How long has Tony been doing the firewalk at Unleash the Power Within events?
The firewalk has been part of Unleash the Power Within for over 35 years. Tony first learned to firewalk in 1983 and soon incorporated the firewalk into his seminars as a “powerful expression of moving beyond one’s fears.”
What is the purpose of the firewalk? What benefits do people get from the experience?
Firewalking isn’t just a mind-over-matter process. Walking over hot coals is a symbolic experience that gives people the courage to take on any challenge. After all, if they can make it through the fire, they can make it through anything.

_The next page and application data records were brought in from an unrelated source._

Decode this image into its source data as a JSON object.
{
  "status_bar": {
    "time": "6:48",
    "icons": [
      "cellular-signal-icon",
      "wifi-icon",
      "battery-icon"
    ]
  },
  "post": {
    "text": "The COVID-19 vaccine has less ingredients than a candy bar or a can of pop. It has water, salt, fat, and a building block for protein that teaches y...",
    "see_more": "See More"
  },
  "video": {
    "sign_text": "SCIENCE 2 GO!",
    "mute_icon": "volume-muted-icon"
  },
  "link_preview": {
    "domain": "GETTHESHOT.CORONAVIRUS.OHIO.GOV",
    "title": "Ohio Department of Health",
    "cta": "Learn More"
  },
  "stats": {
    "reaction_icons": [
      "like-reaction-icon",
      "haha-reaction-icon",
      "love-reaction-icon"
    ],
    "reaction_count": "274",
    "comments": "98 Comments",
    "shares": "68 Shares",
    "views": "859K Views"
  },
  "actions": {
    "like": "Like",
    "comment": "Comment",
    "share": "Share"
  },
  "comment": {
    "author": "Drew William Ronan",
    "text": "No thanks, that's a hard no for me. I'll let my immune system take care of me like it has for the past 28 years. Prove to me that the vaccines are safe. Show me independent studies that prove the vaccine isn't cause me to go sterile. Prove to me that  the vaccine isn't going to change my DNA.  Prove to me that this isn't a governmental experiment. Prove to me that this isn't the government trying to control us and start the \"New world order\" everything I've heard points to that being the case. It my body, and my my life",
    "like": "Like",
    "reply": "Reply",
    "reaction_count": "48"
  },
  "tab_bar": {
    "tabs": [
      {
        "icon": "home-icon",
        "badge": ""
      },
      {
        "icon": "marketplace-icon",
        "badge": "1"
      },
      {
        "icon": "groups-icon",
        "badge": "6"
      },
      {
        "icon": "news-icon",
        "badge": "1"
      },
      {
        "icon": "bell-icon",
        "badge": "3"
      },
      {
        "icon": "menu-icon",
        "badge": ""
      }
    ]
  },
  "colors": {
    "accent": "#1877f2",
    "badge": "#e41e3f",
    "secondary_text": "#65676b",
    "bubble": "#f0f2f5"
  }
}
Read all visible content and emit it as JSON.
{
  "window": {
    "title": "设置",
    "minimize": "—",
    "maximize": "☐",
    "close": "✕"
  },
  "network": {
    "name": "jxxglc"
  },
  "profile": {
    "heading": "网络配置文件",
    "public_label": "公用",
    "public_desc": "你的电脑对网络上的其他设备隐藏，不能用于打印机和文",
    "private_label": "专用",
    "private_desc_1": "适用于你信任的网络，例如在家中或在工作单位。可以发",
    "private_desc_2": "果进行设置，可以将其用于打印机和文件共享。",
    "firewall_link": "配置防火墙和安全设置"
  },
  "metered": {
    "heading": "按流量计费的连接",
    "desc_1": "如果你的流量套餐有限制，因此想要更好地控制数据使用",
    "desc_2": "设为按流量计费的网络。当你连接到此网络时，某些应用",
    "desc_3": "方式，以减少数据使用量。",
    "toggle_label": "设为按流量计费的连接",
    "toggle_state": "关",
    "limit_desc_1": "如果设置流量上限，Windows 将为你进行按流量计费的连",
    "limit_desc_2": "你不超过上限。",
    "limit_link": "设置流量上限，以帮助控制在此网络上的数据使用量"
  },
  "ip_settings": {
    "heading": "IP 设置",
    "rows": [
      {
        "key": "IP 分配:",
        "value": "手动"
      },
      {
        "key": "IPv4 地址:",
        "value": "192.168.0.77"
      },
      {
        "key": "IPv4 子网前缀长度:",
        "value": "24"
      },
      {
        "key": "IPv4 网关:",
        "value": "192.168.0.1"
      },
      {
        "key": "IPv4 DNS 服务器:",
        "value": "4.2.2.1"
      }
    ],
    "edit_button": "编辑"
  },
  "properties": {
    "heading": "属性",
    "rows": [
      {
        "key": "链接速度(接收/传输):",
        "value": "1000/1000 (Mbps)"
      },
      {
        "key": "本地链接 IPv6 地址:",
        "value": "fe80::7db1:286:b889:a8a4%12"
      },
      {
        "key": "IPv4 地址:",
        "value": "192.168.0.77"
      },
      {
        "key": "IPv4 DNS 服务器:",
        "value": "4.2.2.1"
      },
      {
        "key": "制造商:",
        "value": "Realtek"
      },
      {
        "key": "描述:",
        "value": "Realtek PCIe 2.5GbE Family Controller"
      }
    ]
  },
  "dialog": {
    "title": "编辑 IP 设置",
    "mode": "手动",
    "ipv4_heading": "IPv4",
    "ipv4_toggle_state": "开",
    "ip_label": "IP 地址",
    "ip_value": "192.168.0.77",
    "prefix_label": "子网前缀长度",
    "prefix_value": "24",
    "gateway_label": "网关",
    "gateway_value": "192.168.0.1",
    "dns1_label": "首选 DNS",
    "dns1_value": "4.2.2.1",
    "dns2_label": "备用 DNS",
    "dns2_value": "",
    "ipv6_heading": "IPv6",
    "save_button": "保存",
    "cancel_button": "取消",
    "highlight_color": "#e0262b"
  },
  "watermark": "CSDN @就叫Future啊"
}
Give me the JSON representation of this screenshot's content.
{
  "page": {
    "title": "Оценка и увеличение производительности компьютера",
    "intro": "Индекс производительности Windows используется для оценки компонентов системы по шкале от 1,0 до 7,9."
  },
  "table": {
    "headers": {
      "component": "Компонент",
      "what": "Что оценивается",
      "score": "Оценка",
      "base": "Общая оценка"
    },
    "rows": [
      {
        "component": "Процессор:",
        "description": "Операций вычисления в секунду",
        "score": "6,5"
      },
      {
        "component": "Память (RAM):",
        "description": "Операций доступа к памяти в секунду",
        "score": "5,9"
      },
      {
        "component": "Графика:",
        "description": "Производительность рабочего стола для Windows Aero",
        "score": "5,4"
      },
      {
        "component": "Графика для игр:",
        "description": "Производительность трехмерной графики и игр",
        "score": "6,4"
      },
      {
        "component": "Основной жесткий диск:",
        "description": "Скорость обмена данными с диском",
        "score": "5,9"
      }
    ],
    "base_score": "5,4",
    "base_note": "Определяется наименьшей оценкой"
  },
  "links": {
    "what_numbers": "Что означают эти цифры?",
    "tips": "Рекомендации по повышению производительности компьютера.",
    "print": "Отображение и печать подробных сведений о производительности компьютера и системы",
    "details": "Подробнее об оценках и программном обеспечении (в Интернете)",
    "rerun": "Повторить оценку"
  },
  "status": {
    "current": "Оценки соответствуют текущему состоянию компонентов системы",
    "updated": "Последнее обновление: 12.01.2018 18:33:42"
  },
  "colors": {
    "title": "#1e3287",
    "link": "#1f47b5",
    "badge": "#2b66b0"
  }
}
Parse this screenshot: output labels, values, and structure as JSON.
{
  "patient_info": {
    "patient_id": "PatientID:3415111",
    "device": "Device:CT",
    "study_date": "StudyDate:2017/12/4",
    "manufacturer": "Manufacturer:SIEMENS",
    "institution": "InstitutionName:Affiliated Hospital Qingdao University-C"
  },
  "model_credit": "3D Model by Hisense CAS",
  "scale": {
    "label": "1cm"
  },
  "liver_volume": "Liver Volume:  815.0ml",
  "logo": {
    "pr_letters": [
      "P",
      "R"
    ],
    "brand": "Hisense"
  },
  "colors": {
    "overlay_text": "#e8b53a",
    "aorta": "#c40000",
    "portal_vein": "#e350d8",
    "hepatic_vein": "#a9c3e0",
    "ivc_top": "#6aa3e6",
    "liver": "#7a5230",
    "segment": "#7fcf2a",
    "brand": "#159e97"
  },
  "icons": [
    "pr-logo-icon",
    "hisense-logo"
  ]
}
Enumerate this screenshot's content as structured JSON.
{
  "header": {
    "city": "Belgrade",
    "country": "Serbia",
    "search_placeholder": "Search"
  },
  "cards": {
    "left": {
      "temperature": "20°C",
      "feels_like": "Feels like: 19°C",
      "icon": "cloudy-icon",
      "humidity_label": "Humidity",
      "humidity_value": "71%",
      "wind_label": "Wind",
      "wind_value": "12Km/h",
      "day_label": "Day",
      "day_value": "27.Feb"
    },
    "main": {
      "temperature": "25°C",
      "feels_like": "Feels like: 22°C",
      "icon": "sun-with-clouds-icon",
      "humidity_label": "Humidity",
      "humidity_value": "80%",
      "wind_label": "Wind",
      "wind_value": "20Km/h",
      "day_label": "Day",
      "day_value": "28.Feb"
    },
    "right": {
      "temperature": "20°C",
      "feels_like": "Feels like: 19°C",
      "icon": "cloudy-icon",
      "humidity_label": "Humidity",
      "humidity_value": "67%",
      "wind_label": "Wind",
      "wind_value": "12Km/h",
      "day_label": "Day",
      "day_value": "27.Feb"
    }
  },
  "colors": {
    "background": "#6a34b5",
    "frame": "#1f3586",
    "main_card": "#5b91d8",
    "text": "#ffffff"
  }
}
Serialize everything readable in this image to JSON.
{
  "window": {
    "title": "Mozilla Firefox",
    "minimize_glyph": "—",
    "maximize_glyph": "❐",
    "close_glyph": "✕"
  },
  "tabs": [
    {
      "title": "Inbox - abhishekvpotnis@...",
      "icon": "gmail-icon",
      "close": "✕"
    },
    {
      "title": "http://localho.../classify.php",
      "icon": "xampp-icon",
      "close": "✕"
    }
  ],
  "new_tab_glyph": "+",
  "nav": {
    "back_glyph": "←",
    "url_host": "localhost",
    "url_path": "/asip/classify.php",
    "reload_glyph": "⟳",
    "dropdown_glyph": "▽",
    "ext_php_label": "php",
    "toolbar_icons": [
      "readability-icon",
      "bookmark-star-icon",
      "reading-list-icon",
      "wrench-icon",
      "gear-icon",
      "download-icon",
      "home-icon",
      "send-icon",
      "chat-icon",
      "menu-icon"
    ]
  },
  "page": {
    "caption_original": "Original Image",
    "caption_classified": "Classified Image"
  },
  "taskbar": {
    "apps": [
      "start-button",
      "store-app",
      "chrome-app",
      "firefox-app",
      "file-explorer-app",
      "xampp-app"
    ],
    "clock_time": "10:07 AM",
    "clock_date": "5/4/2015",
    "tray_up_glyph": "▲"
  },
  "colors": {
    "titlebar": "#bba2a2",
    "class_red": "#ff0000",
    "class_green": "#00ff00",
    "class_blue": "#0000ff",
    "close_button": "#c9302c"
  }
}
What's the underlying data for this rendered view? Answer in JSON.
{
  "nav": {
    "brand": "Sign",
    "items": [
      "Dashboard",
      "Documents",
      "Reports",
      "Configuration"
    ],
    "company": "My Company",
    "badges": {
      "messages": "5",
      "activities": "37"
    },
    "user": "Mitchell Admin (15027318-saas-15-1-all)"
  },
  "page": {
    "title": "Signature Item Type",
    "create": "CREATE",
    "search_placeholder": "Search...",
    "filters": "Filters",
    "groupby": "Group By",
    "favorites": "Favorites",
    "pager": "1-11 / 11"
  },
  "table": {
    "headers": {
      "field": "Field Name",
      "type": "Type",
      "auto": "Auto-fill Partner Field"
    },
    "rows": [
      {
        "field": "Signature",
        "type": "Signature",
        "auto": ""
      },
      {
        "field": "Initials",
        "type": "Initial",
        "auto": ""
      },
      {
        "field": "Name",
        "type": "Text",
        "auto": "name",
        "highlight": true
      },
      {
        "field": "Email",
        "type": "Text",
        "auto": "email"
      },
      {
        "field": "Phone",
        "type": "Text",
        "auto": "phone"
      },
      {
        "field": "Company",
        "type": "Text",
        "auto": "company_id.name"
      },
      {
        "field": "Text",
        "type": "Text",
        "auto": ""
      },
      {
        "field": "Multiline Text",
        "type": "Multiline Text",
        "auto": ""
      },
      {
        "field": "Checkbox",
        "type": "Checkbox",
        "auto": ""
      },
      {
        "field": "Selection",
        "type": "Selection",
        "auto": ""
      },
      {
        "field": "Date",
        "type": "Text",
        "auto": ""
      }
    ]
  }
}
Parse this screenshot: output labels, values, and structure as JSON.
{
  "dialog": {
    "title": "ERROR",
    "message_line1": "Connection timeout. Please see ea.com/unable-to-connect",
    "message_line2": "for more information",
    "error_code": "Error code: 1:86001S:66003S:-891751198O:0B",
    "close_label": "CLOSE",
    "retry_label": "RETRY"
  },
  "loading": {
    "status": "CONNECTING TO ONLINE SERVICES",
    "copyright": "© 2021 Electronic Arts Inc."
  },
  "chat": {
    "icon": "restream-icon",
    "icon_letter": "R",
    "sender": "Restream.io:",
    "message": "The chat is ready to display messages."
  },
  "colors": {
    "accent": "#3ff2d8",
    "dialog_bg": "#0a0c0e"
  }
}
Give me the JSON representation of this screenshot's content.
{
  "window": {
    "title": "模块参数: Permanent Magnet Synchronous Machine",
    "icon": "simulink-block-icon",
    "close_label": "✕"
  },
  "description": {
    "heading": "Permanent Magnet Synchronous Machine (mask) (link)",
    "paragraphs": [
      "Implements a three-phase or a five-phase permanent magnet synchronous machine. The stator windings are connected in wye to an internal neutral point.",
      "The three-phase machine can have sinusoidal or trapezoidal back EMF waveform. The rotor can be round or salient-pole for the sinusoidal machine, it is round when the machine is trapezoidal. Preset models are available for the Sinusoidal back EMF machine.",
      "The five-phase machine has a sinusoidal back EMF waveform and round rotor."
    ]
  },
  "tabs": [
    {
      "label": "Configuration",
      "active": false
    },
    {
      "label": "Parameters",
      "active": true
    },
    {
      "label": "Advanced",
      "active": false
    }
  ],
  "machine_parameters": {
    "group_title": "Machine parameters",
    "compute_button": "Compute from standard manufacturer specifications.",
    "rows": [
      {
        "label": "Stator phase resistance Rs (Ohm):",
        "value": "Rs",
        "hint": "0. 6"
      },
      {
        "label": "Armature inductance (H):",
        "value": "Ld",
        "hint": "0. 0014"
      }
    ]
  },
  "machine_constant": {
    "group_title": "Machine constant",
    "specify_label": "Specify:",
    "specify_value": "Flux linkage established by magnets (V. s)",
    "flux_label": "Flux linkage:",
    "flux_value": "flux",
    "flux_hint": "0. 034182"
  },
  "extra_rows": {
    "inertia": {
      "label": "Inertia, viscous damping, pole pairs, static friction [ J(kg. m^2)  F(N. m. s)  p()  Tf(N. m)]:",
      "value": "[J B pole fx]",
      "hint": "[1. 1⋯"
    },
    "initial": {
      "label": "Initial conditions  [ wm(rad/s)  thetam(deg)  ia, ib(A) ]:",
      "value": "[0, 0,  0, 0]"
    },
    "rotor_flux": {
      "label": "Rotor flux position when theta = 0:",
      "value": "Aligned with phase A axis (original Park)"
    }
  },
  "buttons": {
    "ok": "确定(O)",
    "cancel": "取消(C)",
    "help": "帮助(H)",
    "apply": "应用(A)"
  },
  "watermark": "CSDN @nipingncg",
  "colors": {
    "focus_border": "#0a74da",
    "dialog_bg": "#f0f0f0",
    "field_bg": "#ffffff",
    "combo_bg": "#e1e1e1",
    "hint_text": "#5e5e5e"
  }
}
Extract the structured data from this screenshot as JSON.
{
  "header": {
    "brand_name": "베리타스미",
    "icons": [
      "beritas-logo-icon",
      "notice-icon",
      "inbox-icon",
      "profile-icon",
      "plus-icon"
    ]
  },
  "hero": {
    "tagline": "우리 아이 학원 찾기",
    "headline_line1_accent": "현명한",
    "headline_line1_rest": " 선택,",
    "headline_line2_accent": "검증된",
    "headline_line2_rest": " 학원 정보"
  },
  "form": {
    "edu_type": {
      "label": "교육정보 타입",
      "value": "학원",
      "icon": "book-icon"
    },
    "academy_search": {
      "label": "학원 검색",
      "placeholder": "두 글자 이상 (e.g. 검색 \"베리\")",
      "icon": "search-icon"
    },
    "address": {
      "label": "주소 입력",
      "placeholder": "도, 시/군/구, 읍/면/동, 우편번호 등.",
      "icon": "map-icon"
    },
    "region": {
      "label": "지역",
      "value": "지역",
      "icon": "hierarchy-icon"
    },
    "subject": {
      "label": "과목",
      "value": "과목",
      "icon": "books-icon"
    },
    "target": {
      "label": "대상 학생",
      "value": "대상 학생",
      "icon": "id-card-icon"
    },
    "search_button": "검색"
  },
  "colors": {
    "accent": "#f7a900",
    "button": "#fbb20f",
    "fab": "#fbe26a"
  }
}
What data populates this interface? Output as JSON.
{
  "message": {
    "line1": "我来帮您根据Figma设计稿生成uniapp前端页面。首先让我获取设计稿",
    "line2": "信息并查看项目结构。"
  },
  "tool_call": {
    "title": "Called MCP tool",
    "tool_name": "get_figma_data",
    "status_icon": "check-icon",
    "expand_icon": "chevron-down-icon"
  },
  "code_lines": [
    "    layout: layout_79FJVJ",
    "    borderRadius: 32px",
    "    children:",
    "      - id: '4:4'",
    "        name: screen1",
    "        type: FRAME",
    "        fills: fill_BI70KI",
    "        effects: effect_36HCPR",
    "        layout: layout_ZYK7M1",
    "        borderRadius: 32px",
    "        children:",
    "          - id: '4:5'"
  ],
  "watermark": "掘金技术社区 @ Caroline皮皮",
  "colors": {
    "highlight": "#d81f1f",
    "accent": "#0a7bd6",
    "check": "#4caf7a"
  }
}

Many of the people who have completed the firewalk report a renewed certainty and self-assuredness that carries into every aspect of their lives. While their circumstances vary widely, participants report less stress and anxiety after the firewalk, having found the inner strength to address what’s holding them back in their career, their health or in their relationships.
The lesson of the firewalk is not about the fire, but about what it takes to get through it—which can be applied to any aspect of a person’s life.
Where did the idea of the firewalk originate? Do other groups offer it as part of personal development courses?
Firewalking has been practiced by people from different cultures for thousands of years. The earliest known firewalk happened in present-day India in 1200 B.C.
Firewalking is a popular personal development practice, though we do not know of any other firewalk that is done in this kind of context, that is, a multi-day event with specific curriculum and experiences designed to increase psychological self-awareness, improve health and vitality, uncover the path to financial freedom and create stronger personal bonds.
Are attendees required to do the firewalk? Is there an alternative for those people who don’t want to do the walk?
Attendees are not required to do the firewalk; participation is 100% voluntary. If an attendee chooses not to do the firewalk, they are welcome to stay at the venue and participate by encouraging others as they do so.
What are the risks of the firewalk?
There are inherent risks to firewalking, which are detailed for all seminar attendees. Failure to adhere to the rules of the event, including standing in one spot too long or attempting to run across the coals, can increase the odds of blisters and burning.
The vast majority of participants—more than 99%—experience no significant side effects from the firewalk.
What support and instructions are provided to participants?
Participants are extensively prepped during the seminar, on firewalking, and how to successfully get through the firewalk.
What kinds of side effects are most common?
The most common side effect of the firewalk is hot spots, similar to a sunburn on the soles of the feet, which can be treated with aloe vera. Fewer than 1% of participants experience hot spots or blisters as part of the firewalk and their symptoms are typically resolved in one or two days.
Why do participants scream and yell before, during and after the firewalk?
The energetic and supportive group environment is critical to helping participants get and stay in their peak “state” to complete the firewalk. Vocalizing their support through chants and yells helps carry participants through the exercise.
Are there any medical treatments that are done on-site to prevent blisters?
After doing the firewalk, attendees will have their feet hosed down to ensure that hot coals haven’t stuck to their toes, as those can cause hot spots or blisters. If participants do experience the hot spots or blisters, there is a trained team on site to evaluate and treat.
Have you changed any procedures for the firewalk over the years?
The firewalk has remained largely unchanged since it was first introduced at Unleash the Power Within, though we have had to expand the venue to accommodate growing crowds at the seminar. We now also explicitly instruct attendees to put away their mobile devices, including taking photos or videos, until after their firewalk is complete.